HISTORICALLY, A HERBARIUM is a library of dried plants labeled and recorded for use as a medicinal reference. The oldest known herbarium is in Italy and dates to the 1500s. Today, modern technology and DNA sequencing allow dried and pressed specimens to tell living stories about the past, as well as our present environment.

The Otis Douglas Hyde Herbarium, at the Center for Urban Horticulture on the University of Washington campus, collects and houses plants growing at the center and in the Washington Park Arboretum. More than 24,000 pressed plant specimens are carefully organized and filed in 24 cabinets in a climate-controlled room just off the lobby of the Elisabeth C. Miller Library.

The Hyde is a gardener’s herbarium, documenting both native and cultivated flora. According to manager Eve Rickenbaker, “Anything that grows in the Pacific Northwest is what we collect.” Rickenbaker, a research assistant in the School of Environmental and Forest Sciences, works at the herbarium 20 hours a week, along with a loyal and dedicated cadre of volunteers, documenting and maintaining herbarium records. The rest of Rickenbaker’s time as a graduate student is spent researching racial inclusion and public gardens.

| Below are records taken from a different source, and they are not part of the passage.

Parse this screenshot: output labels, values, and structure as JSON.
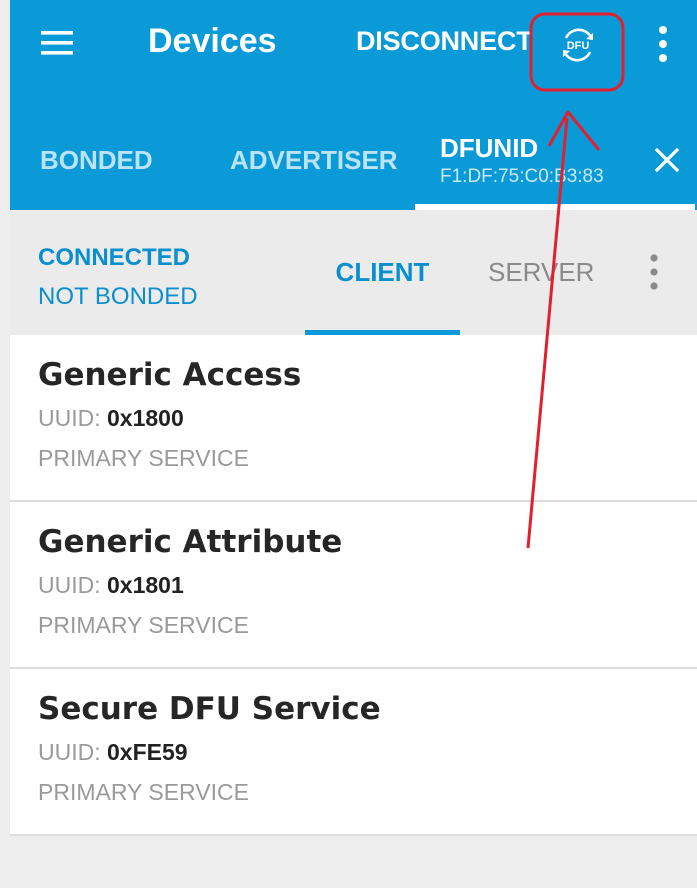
{
  "toolbar": {
    "title": "Devices",
    "disconnect_label": "DISCONNECT",
    "dfu_icon_text": "DFU"
  },
  "tabs": [
    {
      "label": "BONDED"
    },
    {
      "label": "ADVERTISER"
    },
    {
      "label": "DFUNID",
      "address": "F1:DF:75:C0:B3:83",
      "active": true
    }
  ],
  "connection": {
    "state": "CONNECTED",
    "bond_state": "NOT BONDED"
  },
  "subtabs": [
    {
      "label": "CLIENT",
      "active": true
    },
    {
      "label": "SERVER"
    }
  ],
  "services": [
    {
      "name": "Generic Access",
      "uuid_label": "UUID:",
      "uuid": "0x1800",
      "type": "PRIMARY SERVICE"
    },
    {
      "name": "Generic Attribute",
      "uuid_label": "UUID:",
      "uuid": "0x1801",
      "type": "PRIMARY SERVICE"
    },
    {
      "name": "Secure DFU Service",
      "uuid_label": "UUID:",
      "uuid": "0xFE59",
      "type": "PRIMARY SERVICE"
    }
  ],
  "colors": {
    "primary": "#0a9ad8",
    "accent_text": "#0a8fce",
    "annotation": "#e0202e"
  },
  "icons": [
    "menu-icon",
    "dfu-icon",
    "more-vert-icon",
    "close-icon"
  ]
}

Collecting and crafting herbarium specimens involves art and science. The physical artifact is beautiful, and every last particular matters. Each pressed specimen reveals intricate details of flower parts, stem habit and both sides of the leaves. Collection records and skilled observations are recorded with disciplined adherence to the Linnaean system of taxonomy.

In the 18th century, Carl Linnaeus, a Swedish botanist, published an organizational naming structure as a means of communicating about the natural world — common ground across language and culture. But, as Rickenbaker’s graduate work is exploring, whose culture? This decidedly Western way of documenting and naming plants is accepted practice throughout the globe, yet indigenous history and culture are often not considered. The Arboretum’s collection contains plants from throughout the world. “This is a place where cultures come together,” Rickenbaker says. “Maybe it’s time to take a critical eye — a garden is a good place to have difficult conversations.”

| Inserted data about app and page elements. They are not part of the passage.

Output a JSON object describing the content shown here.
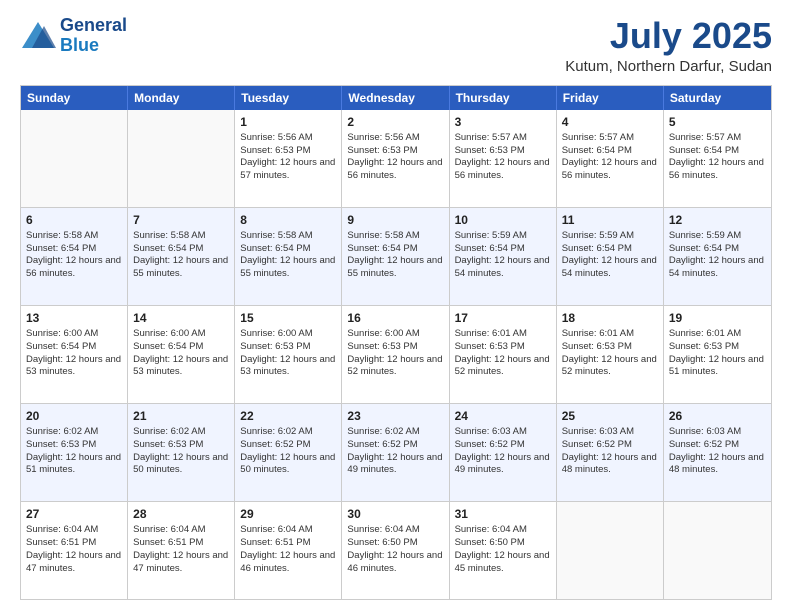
{
  "logo": {
    "line1": "General",
    "line2": "Blue"
  },
  "title": "July 2025",
  "subtitle": "Kutum, Northern Darfur, Sudan",
  "days": [
    "Sunday",
    "Monday",
    "Tuesday",
    "Wednesday",
    "Thursday",
    "Friday",
    "Saturday"
  ],
  "weeks": [
    [
      {
        "day": "",
        "empty": true
      },
      {
        "day": "",
        "empty": true
      },
      {
        "day": "1",
        "sun": "Sunrise: 5:56 AM",
        "set": "Sunset: 6:53 PM",
        "day_hours": "Daylight: 12 hours and 57 minutes."
      },
      {
        "day": "2",
        "sun": "Sunrise: 5:56 AM",
        "set": "Sunset: 6:53 PM",
        "day_hours": "Daylight: 12 hours and 56 minutes."
      },
      {
        "day": "3",
        "sun": "Sunrise: 5:57 AM",
        "set": "Sunset: 6:53 PM",
        "day_hours": "Daylight: 12 hours and 56 minutes."
      },
      {
        "day": "4",
        "sun": "Sunrise: 5:57 AM",
        "set": "Sunset: 6:54 PM",
        "day_hours": "Daylight: 12 hours and 56 minutes."
      },
      {
        "day": "5",
        "sun": "Sunrise: 5:57 AM",
        "set": "Sunset: 6:54 PM",
        "day_hours": "Daylight: 12 hours and 56 minutes."
      }
    ],
    [
      {
        "day": "6",
        "sun": "Sunrise: 5:58 AM",
        "set": "Sunset: 6:54 PM",
        "day_hours": "Daylight: 12 hours and 56 minutes."
      },
      {
        "day": "7",
        "sun": "Sunrise: 5:58 AM",
        "set": "Sunset: 6:54 PM",
        "day_hours": "Daylight: 12 hours and 55 minutes."
      },
      {
        "day": "8",
        "sun": "Sunrise: 5:58 AM",
        "set": "Sunset: 6:54 PM",
        "day_hours": "Daylight: 12 hours and 55 minutes."
      },
      {
        "day": "9",
        "sun": "Sunrise: 5:58 AM",
        "set": "Sunset: 6:54 PM",
        "day_hours": "Daylight: 12 hours and 55 minutes."
      },
      {
        "day": "10",
        "sun": "Sunrise: 5:59 AM",
        "set": "Sunset: 6:54 PM",
        "day_hours": "Daylight: 12 hours and 54 minutes."
      },
      {
        "day": "11",
        "sun": "Sunrise: 5:59 AM",
        "set": "Sunset: 6:54 PM",
        "day_hours": "Daylight: 12 hours and 54 minutes."
      },
      {
        "day": "12",
        "sun": "Sunrise: 5:59 AM",
        "set": "Sunset: 6:54 PM",
        "day_hours": "Daylight: 12 hours and 54 minutes."
      }
    ],
    [
      {
        "day": "13",
        "sun": "Sunrise: 6:00 AM",
        "set": "Sunset: 6:54 PM",
        "day_hours": "Daylight: 12 hours and 53 minutes."
      },
      {
        "day": "14",
        "sun": "Sunrise: 6:00 AM",
        "set": "Sunset: 6:54 PM",
        "day_hours": "Daylight: 12 hours and 53 minutes."
      },
      {
        "day": "15",
        "sun": "Sunrise: 6:00 AM",
        "set": "Sunset: 6:53 PM",
        "day_hours": "Daylight: 12 hours and 53 minutes."
      },
      {
        "day": "16",
        "sun": "Sunrise: 6:00 AM",
        "set": "Sunset: 6:53 PM",
        "day_hours": "Daylight: 12 hours and 52 minutes."
      },
      {
        "day": "17",
        "sun": "Sunrise: 6:01 AM",
        "set": "Sunset: 6:53 PM",
        "day_hours": "Daylight: 12 hours and 52 minutes."
      },
      {
        "day": "18",
        "sun": "Sunrise: 6:01 AM",
        "set": "Sunset: 6:53 PM",
        "day_hours": "Daylight: 12 hours and 52 minutes."
      },
      {
        "day": "19",
        "sun": "Sunrise: 6:01 AM",
        "set": "Sunset: 6:53 PM",
        "day_hours": "Daylight: 12 hours and 51 minutes."
      }
    ],
    [
      {
        "day": "20",
        "sun": "Sunrise: 6:02 AM",
        "set": "Sunset: 6:53 PM",
        "day_hours": "Daylight: 12 hours and 51 minutes."
      },
      {
        "day": "21",
        "sun": "Sunrise: 6:02 AM",
        "set": "Sunset: 6:53 PM",
        "day_hours": "Daylight: 12 hours and 50 minutes."
      },
      {
        "day": "22",
        "sun": "Sunrise: 6:02 AM",
        "set": "Sunset: 6:52 PM",
        "day_hours": "Daylight: 12 hours and 50 minutes."
      },
      {
        "day": "23",
        "sun": "Sunrise: 6:02 AM",
        "set": "Sunset: 6:52 PM",
        "day_hours": "Daylight: 12 hours and 49 minutes."
      },
      {
        "day": "24",
        "sun": "Sunrise: 6:03 AM",
        "set": "Sunset: 6:52 PM",
        "day_hours": "Daylight: 12 hours and 49 minutes."
      },
      {
        "day": "25",
        "sun": "Sunrise: 6:03 AM",
        "set": "Sunset: 6:52 PM",
        "day_hours": "Daylight: 12 hours and 48 minutes."
      },
      {
        "day": "26",
        "sun": "Sunrise: 6:03 AM",
        "set": "Sunset: 6:52 PM",
        "day_hours": "Daylight: 12 hours and 48 minutes."
      }
    ],
    [
      {
        "day": "27",
        "sun": "Sunrise: 6:04 AM",
        "set": "Sunset: 6:51 PM",
        "day_hours": "Daylight: 12 hours and 47 minutes."
      },
      {
        "day": "28",
        "sun": "Sunrise: 6:04 AM",
        "set": "Sunset: 6:51 PM",
        "day_hours": "Daylight: 12 hours and 47 minutes."
      },
      {
        "day": "29",
        "sun": "Sunrise: 6:04 AM",
        "set": "Sunset: 6:51 PM",
        "day_hours": "Daylight: 12 hours and 46 minutes."
      },
      {
        "day": "30",
        "sun": "Sunrise: 6:04 AM",
        "set": "Sunset: 6:50 PM",
        "day_hours": "Daylight: 12 hours and 46 minutes."
      },
      {
        "day": "31",
        "sun": "Sunrise: 6:04 AM",
        "set": "Sunset: 6:50 PM",
        "day_hours": "Daylight: 12 hours and 45 minutes."
      },
      {
        "day": "",
        "empty": true
      },
      {
        "day": "",
        "empty": true
      }
    ]
  ]
}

The Hyde Herbarium is available for school field trips, garden-club tours and hands-on workshops where participants learn to create their own herbarium specimens. Volunteers gather each Tuesday to process plant specimens for the collection. Throughout September, a public exhibit at the Miller Library will offer a closer look at the beauty and breadth of the Hyde Herbarium collection. In addition to framed specimens that will be for sale, Rickenbaker has developed supporting materials on the history of herbaria, with sections on medicinal plants, edible plants, and plants used for fiber and building materials. “And I’m going to have a section that talks about human culture,” she adds.

Far from just a collection of dead plants, this is living history, a chronicle of time and human stories. Visit the University of Washington Botanic Gardens website for library hours and more information about the Otis Douglas Hyde Herbarium.